Amazonian dark earth could bring life back to decimated forestland
Even though the Amazon is still a powerhouse of plant and animal life, about 18% of it has been cut down since the 1970s. Seeking ways to help get some of that lost forestland back, researchers have turned to a rich soil created by the activities of the Amerindians thousands of years ago.
About 2,000 years ago, as the Amerindian people were living their lives in what is now Amazonia, they inadvertently created an incredibly rich soil. Known as Amazonian dark earth (ADE) or terra preta, this soil was formed as the charcoal from campfires combined with other bits of daily life like animal bones, broken pottery pieces, compost and manure. Not only does the soil contain these ancient components of human life, but it has been found to harbor a rich microbiome as well.
Curious to know if ADE could help restore some of the Amazon's rich rainforests, researchers at São Paulo University in Brazil undertook a simulation. They filled containers with three different types of soil: as a control, they used soil from Amazonian cropland, then they created a mix of the cropland soil with 20% ADE in one container, and placed 100% pure ADE in another.
Next, they sowed grass in each of the containers. Once the grass reached maturity, they cut it down, leaving the roots in place, and planted a variety of trees in the containers. This process simulated what would happen naturally when cropland is left untended and converts first to grassland, and then to forest.
The researchers found that after the trees had grown for 90 days, all soils had fewer nutrients because they had been taken up by the plants, but the ADE soils retained more than the control soil. Both ADE soils also had a greater biodiversity of bacteria and other microbes than the control.
"Microbes transform chemical soil particles into nutrients that can be taken up by plants," said joint lead author Anderson Santos de Freitas. "Our data showed that ADE contains microorganisms that are better at this transformation of soils, thus providing more resources for plant development. For example, ADE soils contained more beneficial taxa of the bacterial families Paenibacillaceae, Planococcaceae, Micromonosporaceae, and Hyphomicroblaceae."
Most impressive is the fact that when grown in this rich microbial soil, the harvested dry mass of the grass was 3.4 times greater in the 20% ADE mixture and a whopping 8.1 times greater in the 100% ADE soil. The trees also fared better. The 20% mixture yielded trees that grew 2.1 and 5.2 times taller by species than in the control soil, and an impressive 6.3 times taller in the 100% ADE soil. One tree species known as Abay pumpwood wouldn't even grow in the control medium, but grew just fine in both ADE soils.
The research team cautions against using actual ADE in reforestation strategies, but says that creating soil rich with the same microbes found in ADE could yield much the same effects, thereby helping to encourage depleted cropland to grow new forests.

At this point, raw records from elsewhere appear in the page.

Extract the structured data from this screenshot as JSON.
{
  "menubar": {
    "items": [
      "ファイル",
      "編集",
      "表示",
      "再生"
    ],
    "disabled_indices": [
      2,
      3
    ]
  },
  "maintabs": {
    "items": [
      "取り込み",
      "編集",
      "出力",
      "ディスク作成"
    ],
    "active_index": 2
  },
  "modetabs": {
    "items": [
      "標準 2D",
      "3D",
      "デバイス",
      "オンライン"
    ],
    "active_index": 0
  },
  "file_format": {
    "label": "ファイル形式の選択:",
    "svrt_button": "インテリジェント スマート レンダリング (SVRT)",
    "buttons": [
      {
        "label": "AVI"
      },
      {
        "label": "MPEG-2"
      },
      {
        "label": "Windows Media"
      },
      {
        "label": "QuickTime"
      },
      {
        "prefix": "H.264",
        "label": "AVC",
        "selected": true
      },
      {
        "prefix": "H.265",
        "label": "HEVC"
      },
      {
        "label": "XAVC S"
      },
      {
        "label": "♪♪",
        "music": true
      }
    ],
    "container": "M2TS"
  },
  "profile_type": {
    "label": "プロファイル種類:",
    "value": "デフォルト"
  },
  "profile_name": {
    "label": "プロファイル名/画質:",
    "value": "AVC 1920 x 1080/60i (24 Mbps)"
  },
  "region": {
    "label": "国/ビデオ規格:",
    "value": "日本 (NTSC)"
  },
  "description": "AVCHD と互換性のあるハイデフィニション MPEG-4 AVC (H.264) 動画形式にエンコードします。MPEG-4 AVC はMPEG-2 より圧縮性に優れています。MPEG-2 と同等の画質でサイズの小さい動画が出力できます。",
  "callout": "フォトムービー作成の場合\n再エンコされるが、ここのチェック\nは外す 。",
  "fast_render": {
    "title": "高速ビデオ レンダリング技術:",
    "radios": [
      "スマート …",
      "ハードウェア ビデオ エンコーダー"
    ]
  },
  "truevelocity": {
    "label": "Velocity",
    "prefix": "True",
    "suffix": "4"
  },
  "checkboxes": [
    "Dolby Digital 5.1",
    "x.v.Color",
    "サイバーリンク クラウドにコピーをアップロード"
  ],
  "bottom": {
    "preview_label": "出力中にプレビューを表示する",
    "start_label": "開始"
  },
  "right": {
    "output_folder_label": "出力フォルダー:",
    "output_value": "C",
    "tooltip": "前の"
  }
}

"ADE has taken thousands of years to accumulate and would take an equal time to regenerate in nature if used," said senior study author Siu Mui Tsai. "Our recommendations aren’t to utilize ADE itself, but rather to copy its characteristics, particularly its microorganisms, for use in future ecological restoration projects."
The research has been published in the journal, Frontiers in Soil Science.